Maybe it’s a person out of context — someone you know from the gym or your career, but in this context you’re drawing a blank. Maybe you’re typically really good with faces but bad with names, like I am?
How many times have you engaged that person in conversation, maintaining the charade that you can remember whom you were speaking with and chatting about “how things are going,” but then walked away still not knowing who it was?
You leave that conversation with the feeling she knew you couldn't remember her name, and you feel horrible about it.
Two hours later, you remember and you email that person to make it sound like you knew whom you were speaking with all along. Or worse yet, you see her again a few days later on the train home and you still can't recall her name or how you know her, but now you’re engaged in a repeat conversation with the same uneasy feeling?
You’re certain she knows you can’t remember her, but both of you are too polite to say anything. That’s no way to build a relationship. In this situation, a very common one, both sides are left feeling badly.
The ability to identify and recognize a person, attaching a face to a name and a background to that person, is an inherently important skill. And a successful brand has to employ these same skills, capable of identifying an audience, recognizing whether these are current customers, prospective customers, or someone who may never be a customer, and personalizing their engagement with the brand. Being able to do so is crucial, especially as we head toward a true omnichannel ecosystem.
Today consumers use an average of four devices. On each device they have any number of apps and channels they access regularly. Identifying and recognizing someone across all these channels is no small task. Some companies use things like device graphs or ID graphs; others, cross-device, or omni-device tools.

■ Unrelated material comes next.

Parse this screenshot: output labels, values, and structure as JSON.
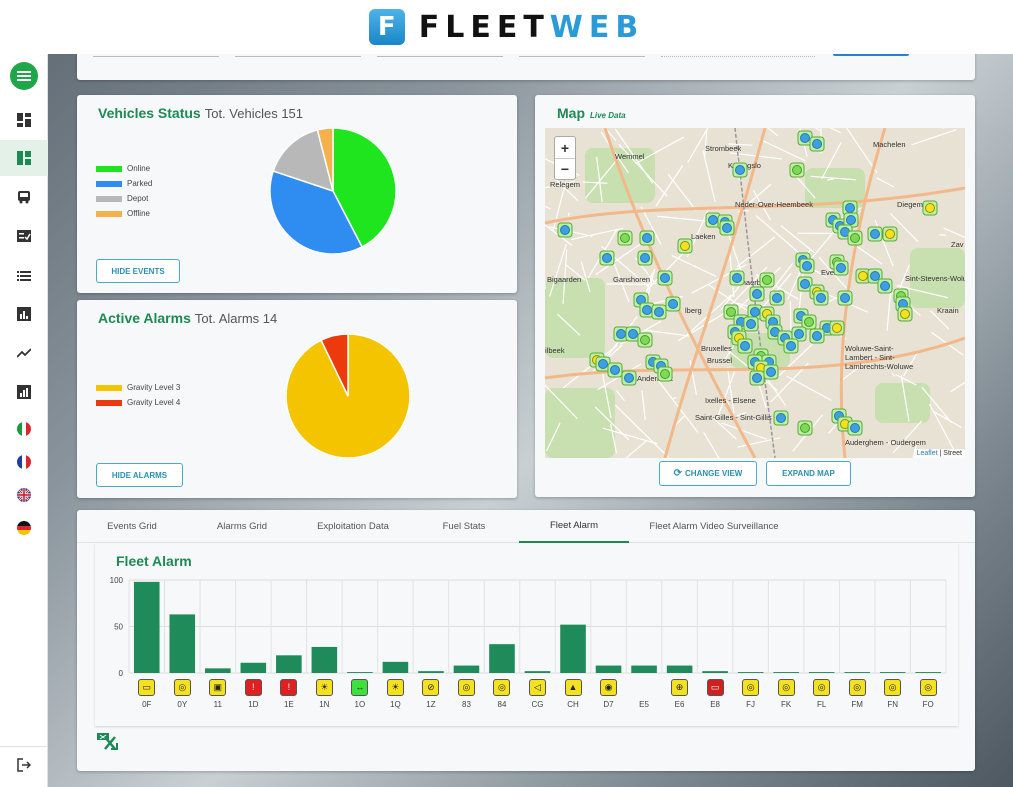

Regardless what “proprietary” tool they are using, marketers need to partner with companies to enable this to happen. No single channel can provide this for you and no marketer can stitch it together themselves. We operate in a world of open Web and walled gardens. No single walled garden can provide you a solution because consumers don't limit themselves to only accessing content from within that walled garden. The most ardent Google supporter still accesses Facebook or some other closed platform, and vice versa. It's human nature to float around and access content from wherever you want.
The promise of omnichannel and the delivery of identity is even more important as television platforms become connected to a digital ecosystem. TV is still the most important vehicle for advertisers, and the ability to deliver personalized commercial messages here will deliver triple the expectations that marketers have for the Web. The commercial format, while skipped by a portion of the audience, is still the single most effective and important ad vehicle we have to work with in the U.S. Personalization and measurement in TV will deliver a fully comprehensive strategy for marketers -- and I for one cannot wait to see this take shape.
Identity -- at least anonymous, probabilistic, yet highly accurate identity -- is the key, and you need to be working with companies that can help you achieve this goal. Do your homework and ask about things like data quality, accuracy and cross-channel/cross-device match rates. Look to understand the numbers behind the platforms and realize that we're at an early stage, so the numbers may surprise you when you dive into them.
If you don’t take the step towards identity, you’ll be relegated to a life of walking down the street, bumping into people who know you and whom you simply can’t recognize. That’s a lonely way to navigate the world -- and it’s a lonely way for a brand to navigate digital media channels.